By Teri Olcott
Is your space energized or just boring? Often the key is whether your room has a focal point to immediately catch your eye.
Fireplace as Focal Point
Fortunately, many rooms already have built-in focal points that naturally draw your eye. A living room with a large fireplace or woodstove is a perfect example. Fireplaces and woodstoves are associated with warmth and comfort, and a crackling fire is always a pleasing sight.
A mantel over a fireplace or woodstove and small decorations such as plants, pottery, or photos on top help frame the fireplace and make it the main feature of the room. Seating around the fireplace adds to the warm and inviting atmosphere. Area rugs also can be used to help draw your eye toward the fireplace.
Look at that Window!
For houses without fireplaces or woodstoves, a large window or group of windows with a view will draw your eye to the natural light and landscape or skyline beyond. Contrasting molding and trim can make the view even more appealing. Use neutral-colored or sheer curtains to maximize the light and enhance the view.
For very large windows that dominate the room, an oversized piece of furniture, such as sofa placed opposite the window, can add balance to the room.
Anything that has a naturally tactile texture, such as brick, stone, or weathered wood, automatically draws attention.
An exposed brick wall in a room makes a great focal point. You can emphasize the wall by keeping it mostly bare and hanging a few small paintings or one large painting upon it. A small piece of furniture such as couch of contrasting color will also help emphasize the wall. Make sure the wall is well lit as shadows can give it a cold and negative feel.
Create Your Own Focal Point
If your room is not blessed with a natural focal point, it is easy enough to create one. The focal point should be something that matches the intended use of the room: a large mirror or piece of furniture in a bedroom, a bookshelf in a reading room, a pool table in a rec room, artwork or a plant in a small living room, or a wall painted a different color in a dining room.
Once you have established your focal point, the objects you place near or around the focal point should enhance and not distract from your room’s main focus.
Color can be a powerful tool to accomplish a focal point in a small room. Once color has done the trick, you can introduce artwork or shelves to help emphasize the wall.
In a room with a high ceiling, painting the ceiling a bold, contrasting color can make that the focus of the room. Hanging an elaborate or large chandelier will also emphasize the height of the ceiling.
A large piece of furniture can easily become a room’s focal point. The size of the piece naturally draws your eye to it. You can enhance the object by placing small objects on top of it or over it. To keep the room from feeling lopsided, you will need to add something to create balance to the size of the focal piece on the other side of the room.

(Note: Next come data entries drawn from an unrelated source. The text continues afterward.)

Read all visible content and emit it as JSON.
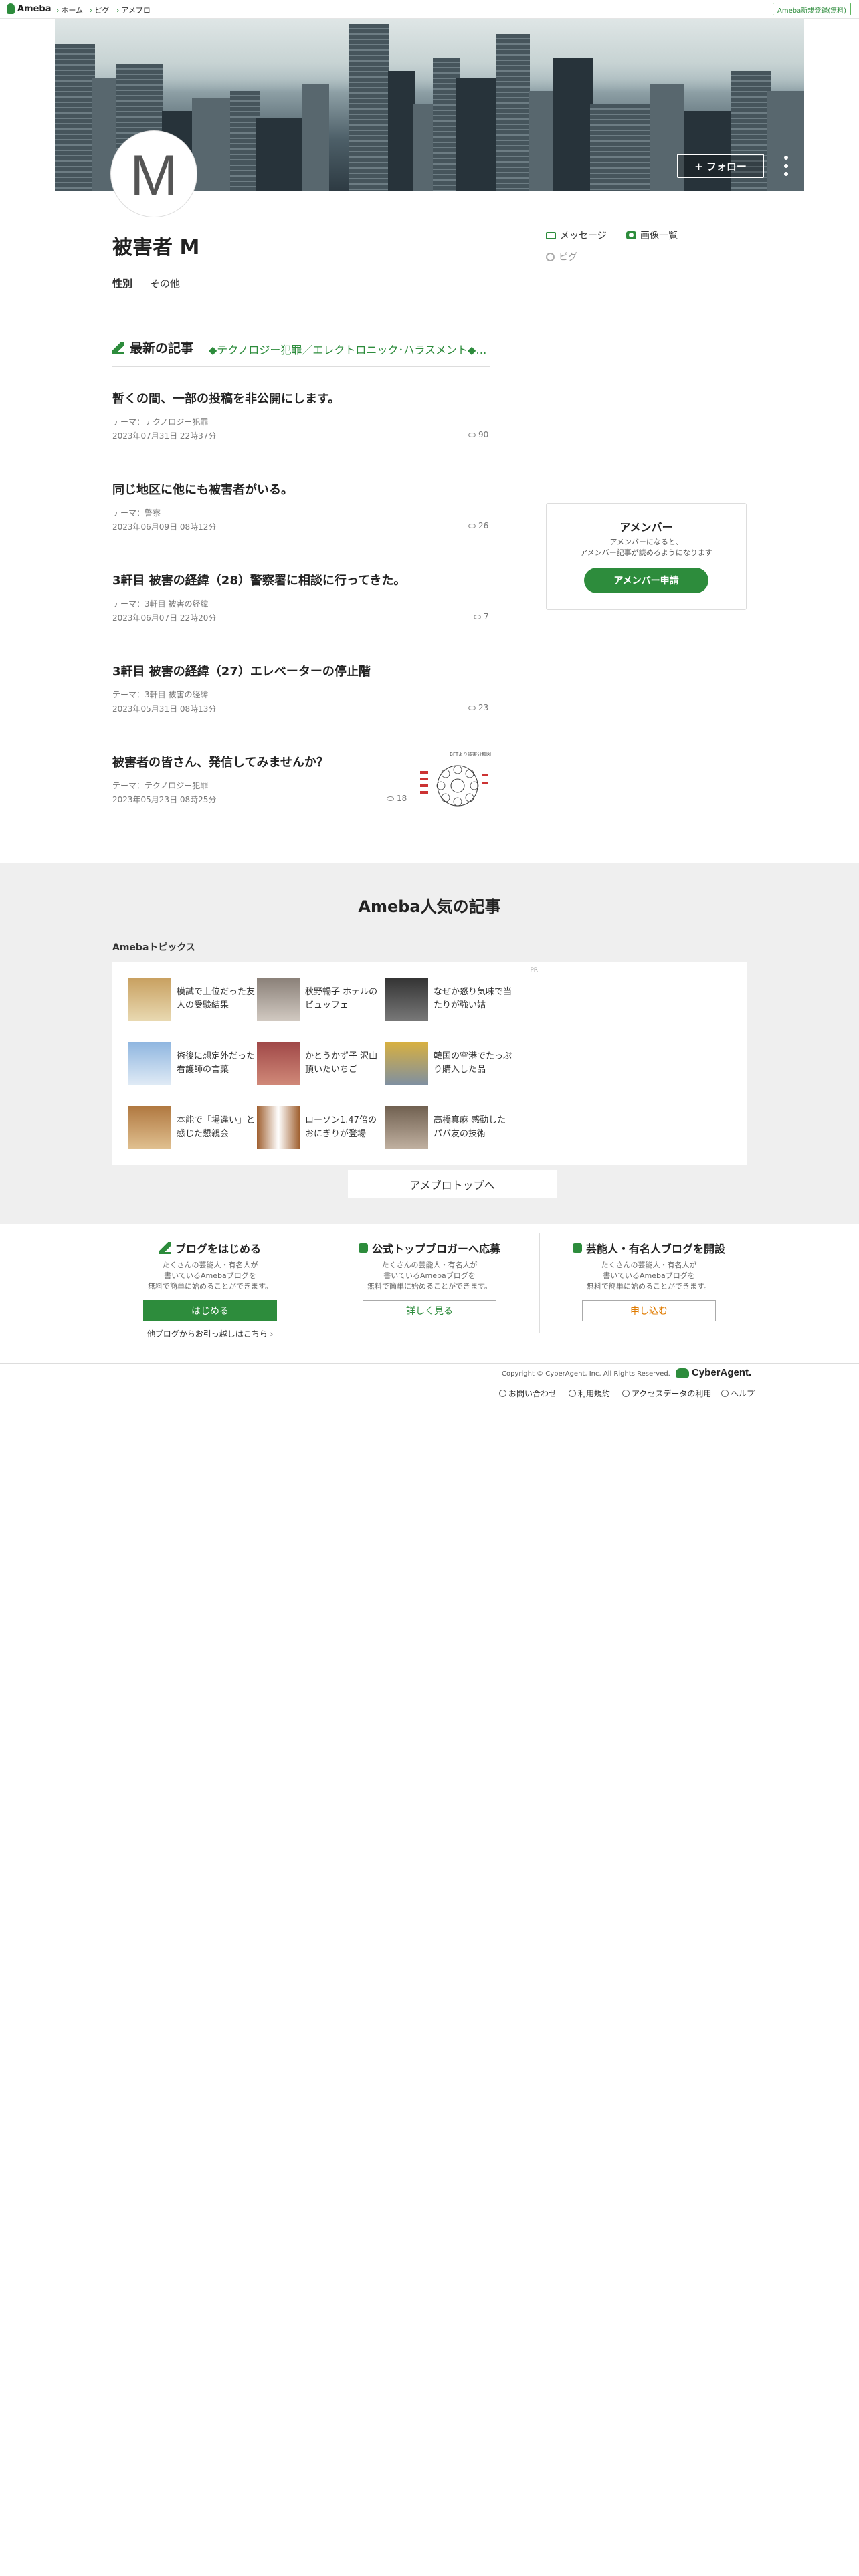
{
  "header": {
    "logo": "Ameba",
    "nav": [
      "ホーム",
      "ピグ",
      "アメブロ"
    ],
    "register": "Ameba新規登録(無料)"
  },
  "profile": {
    "avatar_letter": "M",
    "follow": "+ フォロー",
    "name": "被害者 M",
    "gender_label": "性別",
    "gender_value": "その他",
    "side_links": {
      "message": "メッセージ",
      "images": "画像一覧",
      "pigg": "ピグ"
    }
  },
  "articles": {
    "section_title": "最新の記事",
    "theme_crumb": "◆テクノロジー犯罪／エレクトロニック･ハラスメント◆被害者の会",
    "items": [
      {
        "title": "暫くの間、一部の投稿を非公開にします。",
        "theme": "テーマ：テクノロジー犯罪",
        "date": "2023年07月31日 22時37分",
        "views": "90"
      },
      {
        "title": "同じ地区に他にも被害者がいる。",
        "theme": "テーマ：警察",
        "date": "2023年06月09日 08時12分",
        "views": "26"
      },
      {
        "title": "3軒目 被害の経緯（28）警察署に相談に行ってきた。",
        "theme": "テーマ：3軒目 被害の経緯",
        "date": "2023年06月07日 22時20分",
        "views": "7"
      },
      {
        "title": "3軒目 被害の経緯（27）エレベーターの停止階",
        "theme": "テーマ：3軒目 被害の経緯",
        "date": "2023年05月31日 08時13分",
        "views": "23"
      },
      {
        "title": "被害者の皆さん、発信してみませんか？",
        "theme": "テーマ：テクノロジー犯罪",
        "date": "2023年05月23日 08時25分",
        "views": "18"
      }
    ],
    "thumb_caption": "BFTより被害分類図"
  },
  "amember": {
    "title": "アメンバー",
    "desc_line1": "アメンバーになると、",
    "desc_line2": "アメンバー記事が読めるようになります",
    "button": "アメンバー申請"
  },
  "popular": {
    "title": "Ameba人気の記事",
    "subtitle": "Amebaトピックス",
    "pr": "PR",
    "topics": [
      "模試で上位だった友人の受験結果",
      "秋野暢子 ホテルのビュッフェ",
      "なぜか怒り気味で当たりが強い姑",
      "術後に想定外だった看護師の言葉",
      "かとうかず子 沢山頂いたいちご",
      "韓国の空港でたっぷり購入した品",
      "本能で「場違い」と感じた懇親会",
      "ローソン1.47倍のおにぎりが登場",
      "高橋真麻 感動したパパ友の技術"
    ],
    "top_button": "アメブロトップへ"
  },
  "cta": [
    {
      "title": "ブログをはじめる",
      "desc1": "たくさんの芸能人・有名人が",
      "desc2": "書いているAmebaブログを",
      "desc3": "無料で簡単に始めることができます。",
      "button": "はじめる",
      "sub": "他ブログからお引っ越しはこちら ›"
    },
    {
      "title": "公式トップブロガーへ応募",
      "desc1": "たくさんの芸能人・有名人が",
      "desc2": "書いているAmebaブログを",
      "desc3": "無料で簡単に始めることができます。",
      "button": "詳しく見る"
    },
    {
      "title": "芸能人・有名人ブログを開設",
      "desc1": "たくさんの芸能人・有名人が",
      "desc2": "書いているAmebaブログを",
      "desc3": "無料で簡単に始めることができます。",
      "button": "申し込む"
    }
  ],
  "footer": {
    "copyright": "Copyright © CyberAgent, Inc. All Rights Reserved.",
    "brand": "CyberAgent.",
    "links": [
      "お問い合わせ",
      "利用規約",
      "アクセスデータの利用",
      "ヘルプ"
    ]
  },
  "colors": {
    "accent": "#2d8c3c",
    "orange": "#e07b00",
    "gray_band": "#efefef"
  }
}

This can be a couch, a painting on a wall, or a large plant. Other furniture and items placed around the focal point should be smaller and less ornate so they are not competing for attention. When positioning plants or collectables on top of the focal point, keep them to a minimum. Too many items can give the room a chaotic and cluttered feel.
A mirror, clock, large painting, or interesting shelves can serve as a focal point. To help frame the object, place smaller objects on either side. Furniture should be positioned around the focal point in such a way that it does not block the object. Hang the artwork or object so it is clearly visible when you walk in the room. You can also add track lighting to highlight the piece.
There Can Only Be One Focal Point
A room should never have more than one focal point. The focal point is the first thing that catches your attention and a room full of large, bright, overpowering objects can feel overwhelming and uncomfortable.
If your living room has both a fireplace and a large window with a fantastic view, decide on which is more appealing and highlight that piece. Use the secondary focal point to balance the room. If the view is the better focal point, dress up the window and keep items on the fireplace mantel to a minimum.
Cold and rainy outside? Close the curtains and arrange the furniture around the warm and inviting fireplace.
The focal point of a room is the rockstar of that space. You don’t have to be an interior designer or planner to identify what catches your eye. Once you have identified your focal point, give it the attention it deserves.
Place a large mirror over the fireplace mantel. Hang decorative, yet sheer curtains around the picture window. Paint that old bookcase a bright, contrasting color. Installing more lighting to highlight your most interesting objects is a quick and cheap way to give them the attention they deserve. Now invite your friends and family over to enjoy your comfortable home.
Want a sneak peak of what your design plan might look like before you start moving furniture? Try out House Tipster’s 3D Virtual Rooms, a design tool available online.
Images used with permission, courtesy of Teri Olcott and www.shutterstock.com